MP: The mega networks will most-likely experience a great deal of sub-segmentation within their boundaries, as well as maintain the large public conversations. Members will choose where to participate at different times for different needs. And members will find ways to include and exclude other members, and topics, and social networks will oblige. Just like in any other business category, social network brands will have to decide with great clarity what they stand for, whom they serve, for what purposes, etc…It will be a déjà vu of what luxury brands are going through in terms of defining if they are unique and exclusive or mass brands. The middle ground is a commodity and irrelevant in social networks. Relevancy will be everything in social networks, and it is based on who is a member, and how much relevancy they create in the conversations. Some people will be willing to pay for advertising-free and truly vetted, highly relevant social networks.
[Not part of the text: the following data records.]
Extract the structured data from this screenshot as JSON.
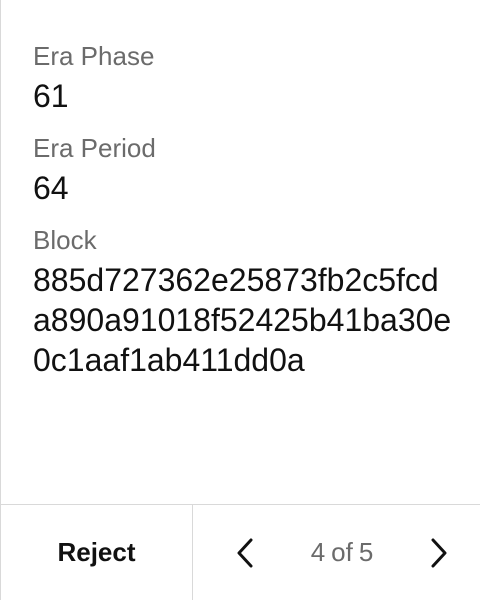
{
  "fields": [
    {
      "label": "Era Phase",
      "value": "61"
    },
    {
      "label": "Era Period",
      "value": "64"
    },
    {
      "label": "Block",
      "value": "885d727362e25873fb2c5fcda890a91018f52425b41ba30e0c1aaf1ab411dd0a"
    }
  ],
  "footer": {
    "reject_label": "Reject",
    "pagination": {
      "current": "4",
      "of_label": "of",
      "total": "5"
    },
    "icons": {
      "prev": "chevron-left-icon",
      "next": "chevron-right-icon"
    }
  },
  "colors": {
    "label": "#6b6b6b",
    "value": "#111111",
    "divider": "#d9d9d9",
    "background": "#ffffff"
  }
}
Finally, I think the ultimate niche network is a brand’s own community of clients and prospects. This will become common practice in the coming years. Brands will have special networks for all kinds of constituencies.
BoF: Walk us through how, in an ideal world, a luxury brand can take advantage of the rise in social networking amongst the affluent?
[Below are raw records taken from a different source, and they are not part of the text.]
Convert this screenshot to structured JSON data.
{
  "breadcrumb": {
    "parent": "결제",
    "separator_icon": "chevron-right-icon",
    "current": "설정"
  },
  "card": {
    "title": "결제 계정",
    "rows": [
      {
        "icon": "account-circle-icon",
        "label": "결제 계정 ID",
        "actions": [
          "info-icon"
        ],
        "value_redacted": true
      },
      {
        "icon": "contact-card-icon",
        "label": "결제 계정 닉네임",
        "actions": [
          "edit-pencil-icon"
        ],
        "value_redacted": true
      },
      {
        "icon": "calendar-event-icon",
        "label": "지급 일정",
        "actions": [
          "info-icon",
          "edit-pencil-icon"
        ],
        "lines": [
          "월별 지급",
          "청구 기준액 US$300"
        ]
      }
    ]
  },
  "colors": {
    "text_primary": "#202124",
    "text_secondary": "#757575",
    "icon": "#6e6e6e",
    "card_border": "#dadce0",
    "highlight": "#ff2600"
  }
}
MP: We believe that online social networks are based on the same exact success elements of any offline social network. Relevancy, trust and friendly social protocol are key. The amplification effect is dramatic, and the connections are now boundary-less, but same the human principles apply. The simplest thing brands can do is to communicate via advertising on social networks, but consequences for being overly intrusive, dishonest, offensive, unfriendly, or irrelevant apply as much as in any other medium. Brands can create pages or profiles and make it enticing (promos and contests) for consumers to opt in, but once they are in it better be worthwhile. Recommendations from peers, or highly trusted, unbiased experts, are most effective, but if brands try to “manipulate” the conversation with “buzz-marketing” within communities, the result may be lack of trust, even if a product or service is worthwhile. We believe that luxury brands that are trustworthy experts and deliver consistently superior quality, are truly unique and exclusive, are used by people whom others admire and respect, and make clients feel special throughout the entire brand experience will not have to pay to generate online “buzz”. Their customers will do it for them for free. The difference is that within online social networks of peers, the voices will be dramatically amplified much more rapidly across boundaries globally. So, our advice to a brand is: deliver great products and great service to customers, and the social networking engine buzz will take care of itself. Fail to deliver, and that will also take care of itself.
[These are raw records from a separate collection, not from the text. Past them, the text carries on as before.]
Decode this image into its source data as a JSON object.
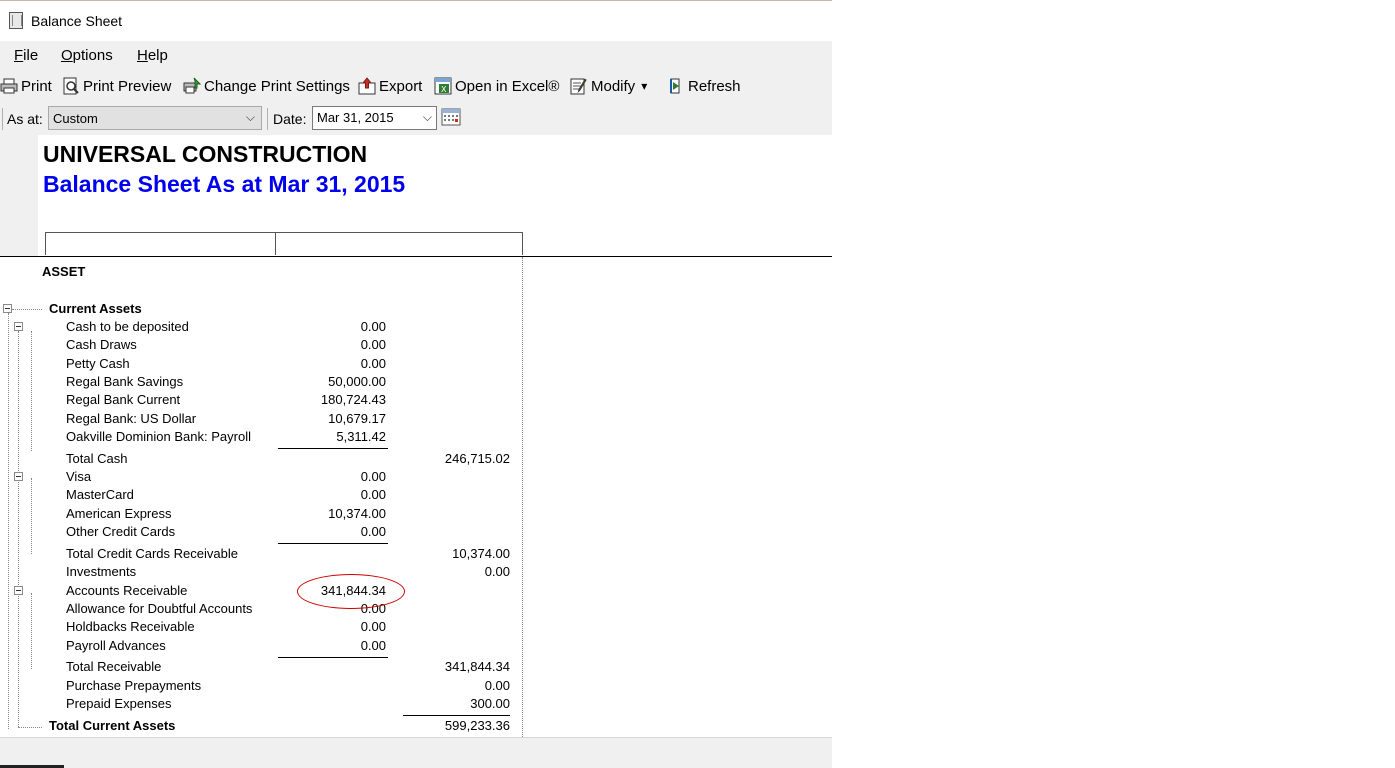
{
  "window": {
    "title": "Balance Sheet"
  },
  "menu": [
    {
      "label_pre": "",
      "label_ul": "F",
      "label_post": "ile"
    },
    {
      "label_pre": "",
      "label_ul": "O",
      "label_post": "ptions"
    },
    {
      "label_pre": "",
      "label_ul": "H",
      "label_post": "elp"
    }
  ],
  "toolbar": {
    "print": "Print",
    "print_preview": "Print Preview",
    "change_print_settings": "Change Print Settings",
    "export": "Export",
    "open_in_excel": "Open in Excel®",
    "modify": "Modify",
    "modify_arrow": "▾",
    "refresh": "Refresh"
  },
  "filter": {
    "as_at_label": "As at:",
    "as_at_value": "Custom",
    "date_label": "Date:",
    "date_value": "Mar 31, 2015",
    "chevron": "⌵"
  },
  "report": {
    "company": "UNIVERSAL CONSTRUCTION",
    "title": "Balance Sheet As at Mar 31, 2015",
    "section": "ASSET",
    "group": "Current Assets",
    "rows": [
      {
        "label": "Cash to be deposited",
        "c1": "0.00",
        "c2": ""
      },
      {
        "label": "Cash Draws",
        "c1": "0.00",
        "c2": ""
      },
      {
        "label": "Petty Cash",
        "c1": "0.00",
        "c2": ""
      },
      {
        "label": "Regal Bank Savings",
        "c1": "50,000.00",
        "c2": ""
      },
      {
        "label": "Regal Bank Current",
        "c1": "180,724.43",
        "c2": ""
      },
      {
        "label": "Regal Bank: US Dollar",
        "c1": "10,679.17",
        "c2": ""
      },
      {
        "label": "Oakville Dominion Bank: Payroll",
        "c1": "5,311.42",
        "c2": ""
      },
      {
        "label": "Total Cash",
        "c1": "",
        "c2": "246,715.02"
      },
      {
        "label": "Visa",
        "c1": "0.00",
        "c2": ""
      },
      {
        "label": "MasterCard",
        "c1": "0.00",
        "c2": ""
      },
      {
        "label": "American Express",
        "c1": "10,374.00",
        "c2": ""
      },
      {
        "label": "Other Credit Cards",
        "c1": "0.00",
        "c2": ""
      },
      {
        "label": "Total Credit Cards Receivable",
        "c1": "",
        "c2": "10,374.00"
      },
      {
        "label": "Investments",
        "c1": "",
        "c2": "0.00"
      },
      {
        "label": "Accounts Receivable",
        "c1": "341,844.34",
        "c2": ""
      },
      {
        "label": "Allowance for Doubtful Accounts",
        "c1": "0.00",
        "c2": ""
      },
      {
        "label": "Holdbacks Receivable",
        "c1": "0.00",
        "c2": ""
      },
      {
        "label": "Payroll Advances",
        "c1": "0.00",
        "c2": ""
      },
      {
        "label": "Total Receivable",
        "c1": "",
        "c2": "341,844.34"
      },
      {
        "label": "Purchase Prepayments",
        "c1": "",
        "c2": "0.00"
      },
      {
        "label": "Prepaid Expenses",
        "c1": "",
        "c2": "300.00"
      }
    ],
    "total_label": "Total Current Assets",
    "total_value": "599,233.36"
  },
  "colors": {
    "title_blue": "#0000ee",
    "annotation_red": "#d10000"
  }
}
Here again, the best way for any brand to leverage social networking is to create its own communities of constituents, internal, and external. There too, brands will only participate in, and not control the conversation. However, talk is cheap anyway. Brands do, however, control their behaviors in terms of offers, quality, service, policies, social responsibility, etc…So, if you are a great luxury provider, everyone will now know due to social network effects and your own online communities. Feedback will be quick and have no lack of clarity. There will be mistakes, controversy, remorse, forgiveness, and redemption, just as in the offline world. It will be a challenging adjustment, and some brands will not survive the transition. But most luxury brands will adapt and be better for it.
BoF: Finally, what surprised you most about the findings from this year's survey?
MP: I am always amazed at what a difference a year makes when we deal with the online world; which means we are starting to look for leading edge changes and trends now.